(WORK INSTRUCTION):
Search the entries for the string "株式会社アイクロコ" and give the number of lines that hold it, nothing more.

(Web page and app entries):
# # # # #
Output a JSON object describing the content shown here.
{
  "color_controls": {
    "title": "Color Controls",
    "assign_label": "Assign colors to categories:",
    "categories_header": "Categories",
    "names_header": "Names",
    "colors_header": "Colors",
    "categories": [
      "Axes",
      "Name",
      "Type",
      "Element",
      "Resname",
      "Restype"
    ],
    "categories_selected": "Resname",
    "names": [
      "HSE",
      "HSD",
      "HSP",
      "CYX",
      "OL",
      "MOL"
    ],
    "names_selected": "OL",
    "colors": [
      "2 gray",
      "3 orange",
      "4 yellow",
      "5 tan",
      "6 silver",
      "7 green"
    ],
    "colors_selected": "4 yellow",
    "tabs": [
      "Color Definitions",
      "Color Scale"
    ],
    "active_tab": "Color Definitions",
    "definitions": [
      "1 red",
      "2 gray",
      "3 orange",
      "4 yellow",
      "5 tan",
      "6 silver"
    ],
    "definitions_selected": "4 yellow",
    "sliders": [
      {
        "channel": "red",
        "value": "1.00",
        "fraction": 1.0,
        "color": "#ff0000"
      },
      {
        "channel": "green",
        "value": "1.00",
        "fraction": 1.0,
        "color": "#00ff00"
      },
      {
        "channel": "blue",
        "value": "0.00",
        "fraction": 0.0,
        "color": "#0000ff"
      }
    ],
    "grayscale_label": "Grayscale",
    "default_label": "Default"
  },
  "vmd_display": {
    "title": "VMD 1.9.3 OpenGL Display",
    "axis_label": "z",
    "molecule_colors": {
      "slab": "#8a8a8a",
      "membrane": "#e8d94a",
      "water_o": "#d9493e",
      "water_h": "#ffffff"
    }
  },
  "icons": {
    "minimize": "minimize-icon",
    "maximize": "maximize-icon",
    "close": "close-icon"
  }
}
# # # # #
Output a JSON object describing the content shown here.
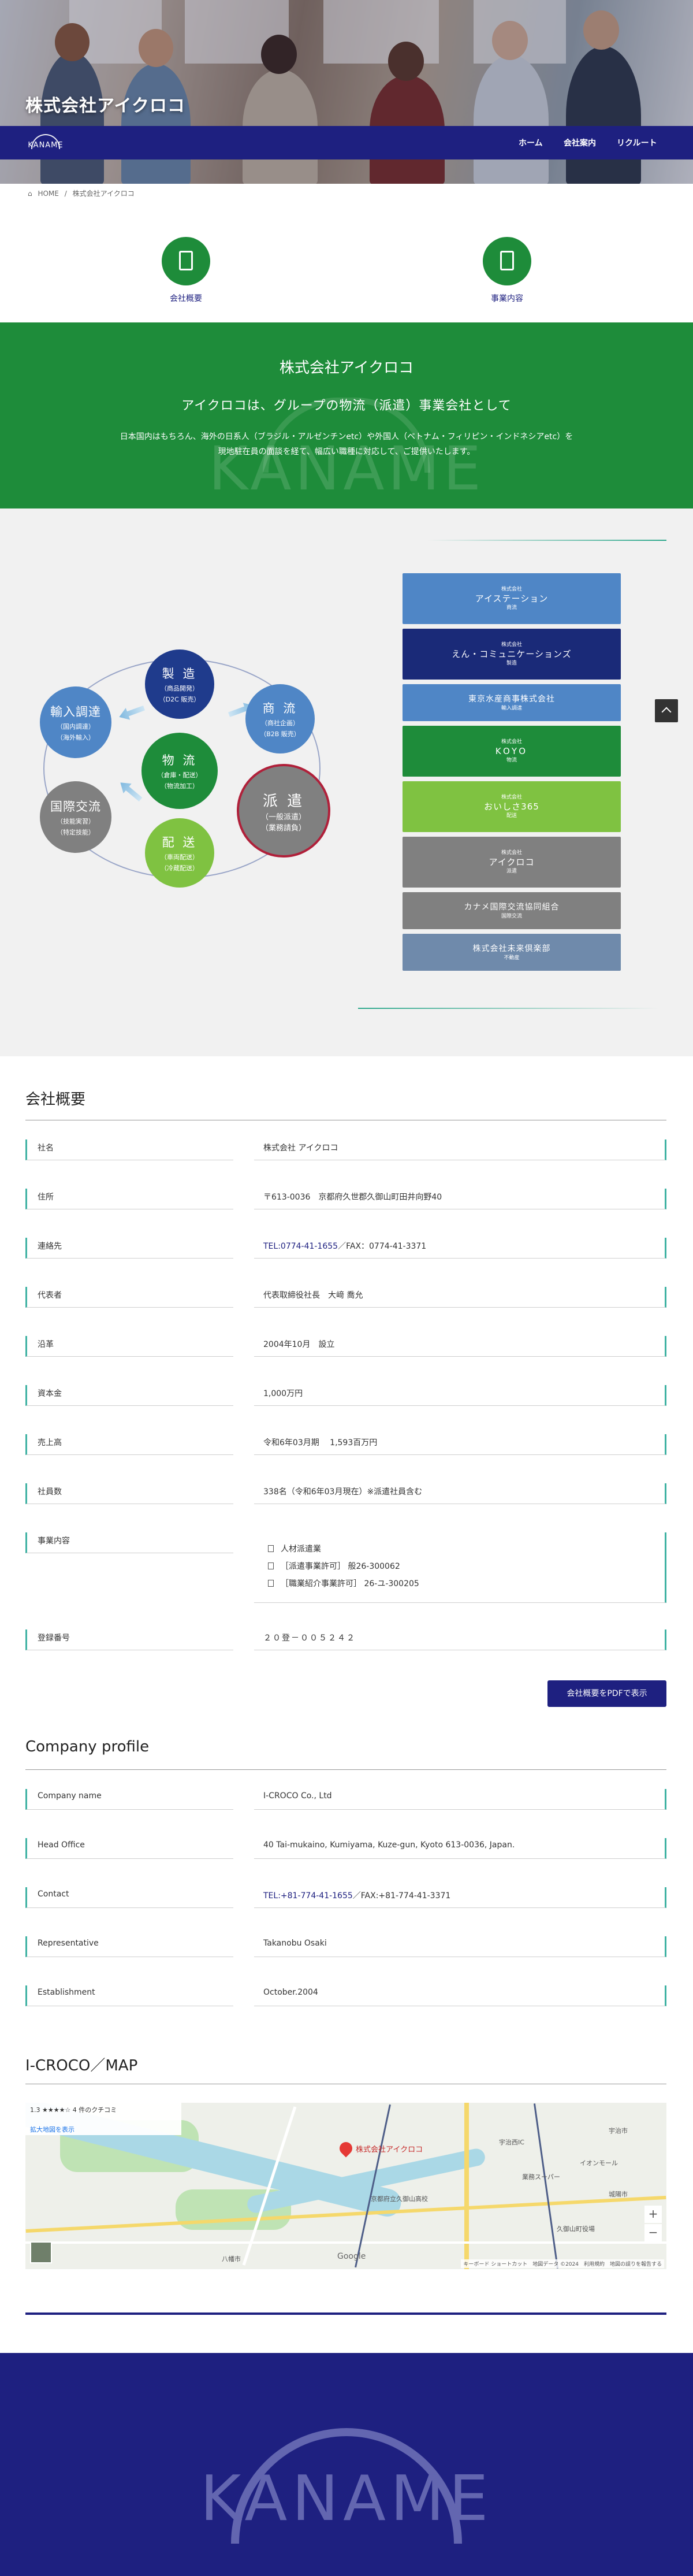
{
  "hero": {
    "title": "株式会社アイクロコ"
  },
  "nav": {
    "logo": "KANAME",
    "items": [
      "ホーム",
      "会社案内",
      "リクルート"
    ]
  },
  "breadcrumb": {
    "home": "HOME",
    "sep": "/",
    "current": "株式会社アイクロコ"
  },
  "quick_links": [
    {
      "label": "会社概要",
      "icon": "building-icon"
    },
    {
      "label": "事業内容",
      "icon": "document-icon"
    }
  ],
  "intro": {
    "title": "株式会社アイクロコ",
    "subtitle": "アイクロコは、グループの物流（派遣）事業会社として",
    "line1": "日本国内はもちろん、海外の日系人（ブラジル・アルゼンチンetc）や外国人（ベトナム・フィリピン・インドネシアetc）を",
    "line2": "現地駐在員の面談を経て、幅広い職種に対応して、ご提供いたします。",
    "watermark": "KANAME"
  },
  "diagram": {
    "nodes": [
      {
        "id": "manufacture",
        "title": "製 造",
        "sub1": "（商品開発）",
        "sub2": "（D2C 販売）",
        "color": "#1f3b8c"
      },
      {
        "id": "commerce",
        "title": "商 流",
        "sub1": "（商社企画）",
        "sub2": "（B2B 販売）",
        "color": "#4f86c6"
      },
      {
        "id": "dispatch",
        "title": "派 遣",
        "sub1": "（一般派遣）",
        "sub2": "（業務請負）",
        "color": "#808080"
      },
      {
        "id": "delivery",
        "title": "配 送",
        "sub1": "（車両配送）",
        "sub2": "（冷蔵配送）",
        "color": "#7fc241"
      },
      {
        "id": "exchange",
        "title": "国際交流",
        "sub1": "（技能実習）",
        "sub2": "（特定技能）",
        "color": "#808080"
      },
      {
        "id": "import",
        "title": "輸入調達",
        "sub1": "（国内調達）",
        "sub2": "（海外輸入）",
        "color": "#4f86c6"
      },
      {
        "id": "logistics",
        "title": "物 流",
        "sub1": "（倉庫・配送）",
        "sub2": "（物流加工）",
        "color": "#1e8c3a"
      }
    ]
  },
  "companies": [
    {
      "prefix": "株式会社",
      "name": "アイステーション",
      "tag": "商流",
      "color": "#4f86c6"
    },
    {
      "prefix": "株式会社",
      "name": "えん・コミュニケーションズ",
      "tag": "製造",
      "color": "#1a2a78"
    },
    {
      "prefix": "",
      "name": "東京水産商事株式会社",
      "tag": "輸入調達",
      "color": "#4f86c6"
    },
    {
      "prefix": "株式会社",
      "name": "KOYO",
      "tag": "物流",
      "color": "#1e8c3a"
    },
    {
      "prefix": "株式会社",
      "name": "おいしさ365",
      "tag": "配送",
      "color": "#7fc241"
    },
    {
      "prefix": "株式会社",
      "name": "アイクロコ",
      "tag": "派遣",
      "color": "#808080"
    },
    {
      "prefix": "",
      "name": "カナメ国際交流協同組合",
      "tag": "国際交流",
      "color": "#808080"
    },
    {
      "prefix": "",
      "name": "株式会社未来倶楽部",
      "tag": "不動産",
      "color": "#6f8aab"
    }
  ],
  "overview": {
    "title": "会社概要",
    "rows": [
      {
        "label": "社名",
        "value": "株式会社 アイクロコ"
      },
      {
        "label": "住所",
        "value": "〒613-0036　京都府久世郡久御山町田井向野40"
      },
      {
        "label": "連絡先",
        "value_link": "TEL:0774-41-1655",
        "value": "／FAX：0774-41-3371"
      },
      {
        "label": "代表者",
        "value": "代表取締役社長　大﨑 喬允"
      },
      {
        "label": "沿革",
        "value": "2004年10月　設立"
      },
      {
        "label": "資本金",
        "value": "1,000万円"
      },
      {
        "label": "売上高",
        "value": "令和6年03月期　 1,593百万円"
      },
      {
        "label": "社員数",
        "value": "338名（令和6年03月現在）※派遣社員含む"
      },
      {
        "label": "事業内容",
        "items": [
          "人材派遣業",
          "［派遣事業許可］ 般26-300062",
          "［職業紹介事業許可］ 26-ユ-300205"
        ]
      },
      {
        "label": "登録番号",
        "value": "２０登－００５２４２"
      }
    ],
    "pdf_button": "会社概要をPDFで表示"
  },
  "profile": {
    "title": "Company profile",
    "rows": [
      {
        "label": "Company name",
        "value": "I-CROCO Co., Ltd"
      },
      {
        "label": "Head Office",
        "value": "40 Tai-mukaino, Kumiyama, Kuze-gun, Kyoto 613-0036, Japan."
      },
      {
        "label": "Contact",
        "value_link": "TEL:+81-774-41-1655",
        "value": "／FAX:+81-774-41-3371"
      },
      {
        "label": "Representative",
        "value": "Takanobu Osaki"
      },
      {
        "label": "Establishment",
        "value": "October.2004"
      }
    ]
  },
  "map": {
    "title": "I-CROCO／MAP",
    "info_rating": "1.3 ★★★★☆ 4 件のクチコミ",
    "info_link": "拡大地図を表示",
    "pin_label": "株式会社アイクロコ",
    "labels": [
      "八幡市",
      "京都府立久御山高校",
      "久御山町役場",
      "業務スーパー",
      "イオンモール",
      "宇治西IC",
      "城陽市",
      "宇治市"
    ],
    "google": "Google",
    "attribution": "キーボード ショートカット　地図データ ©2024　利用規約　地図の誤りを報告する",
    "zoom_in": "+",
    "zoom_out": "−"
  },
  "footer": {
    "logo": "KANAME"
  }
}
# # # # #
(OUTPUT OF THE TASK):
4